For some, addressing racism and sexism in all of its insidious forms is necessary to who we are as a country. For others, it signals political correctness and bias against white men.
For some, the immigration issue is about obeying the law and securing our border, keeping us safe. For others, it is a humanitarian issue calling forth compassion and open arms for those who are fleeing violence and persecution.
Many situations we face as a people touch on issues of culture, identity and meaning, and we experience them differently.
These divisions are deepened when the rhetoric stokes the fires of anger and fear among us. This is complicated by the way that truth and actual facts are being manipulated so as to sideline rational debate, appeal to emotions, use negative stereotypes, and erode standards of mutual respect.
These techniques often lead people to be deceived from seeing what is in their own best interest, and in a world of social media and 24/7 news cycles they can cement worldviews and create unswerving loyalty to one's tribe or political base.

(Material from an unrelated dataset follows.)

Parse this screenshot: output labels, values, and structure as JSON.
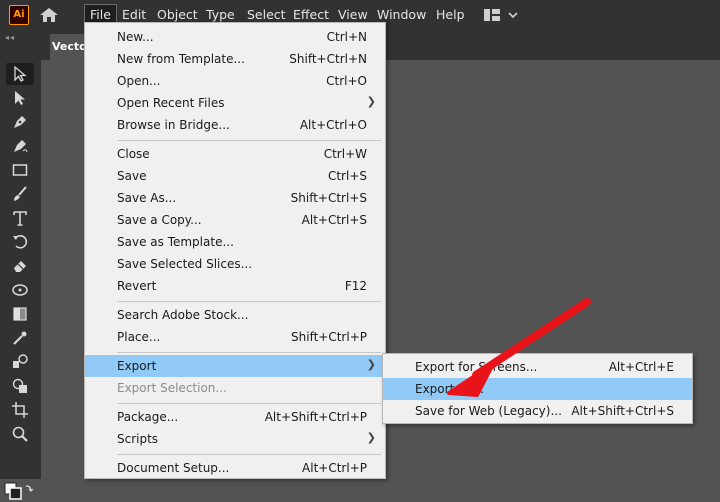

Can this be the moment to pause as a nation and enter the "space" that seems to divide us and converse with each other in new ways? Can we ask what our common humanity is trying to call forth in us? Can we reclaim the best of who we are as Americans and who we want to be in the future?
When I think about what is needed to do this work, I realize it demands great courage and understanding. Courage — in facing my own biases, assumptions, operative worldview and the way I have changed and developed. Understanding — in opening myself up to the worldviews of others so as to recall and appreciate the values inherent in other stages of development.
It is the practice of contemplation that moves me toward this action. Through contemplation, one can become aware of how one sees the world. One realizes that everyone views reality with blinders on, and over time, through the developmental process, those blinders can be cut back — broadening the worldview from which one engages reality.
As Christians it is the process of "putting on the mind of Christ" or seeing from the heart of Christ. Contemplation helps you become your truest and best self.
I believe we can only enter that "space" between us deeply sourced by the inner presence of God, urging us to embrace all with love, compassion, mercy and justice.
I invite then those of us who have a contemplative practice to take seriously the invitation to enter the space to begin conversations with our families, co-workers, church members and political leaders.
What shall we talk about? Perhaps we can start with …
What makes us proud to be an American citizen?
What kind of future do we desire for children?
What is our role within the world community?
What are our hopes about the future?
Then move toward …
What are our fears about the future?
What values do we want embodied in our elected leaders?
How might we close the gap that has been created among us as a people?How might we address the issues that seem to divide us?
(As I wrote this, I went back and looked at the Coffee and Tea Contemplation Party the Institute for Communal Contemplation and Dialogue proposed when the Tea Party became strong. It still offers a very good format to engage in this kind of conversation. Please feel free to reprint it and modify for your use.)
Hopefully, such conversations will be enlightening as we probe some of the values which are contentious from a more neutral direction. Perhaps a greater wisdom will emerge that will invite further discussion and even some practical action together.
We are in a precarious position as a country. We cannot be silent. Action will be taken. In addition, another more time-consuming action is needed. Some of us need to enter the space between us and speak truth in a loving way to each other.
I believe that if we don't try to do that, the space will continue to widen and deepen until the chasm is so great it will sever us as a people.
[Nancy Sylvester is founder and director of the Institute for Communal Contemplation and Dialogue. She served in leadership of her own religious community, the Sister Servants of the Immaculate Heart of Mary, Monroe, Michigan, as well as in the Presidency of the Leadership Conference of Women Religious. Prior to that, she was national coordinator of Network, the national Catholic social justice lobby.]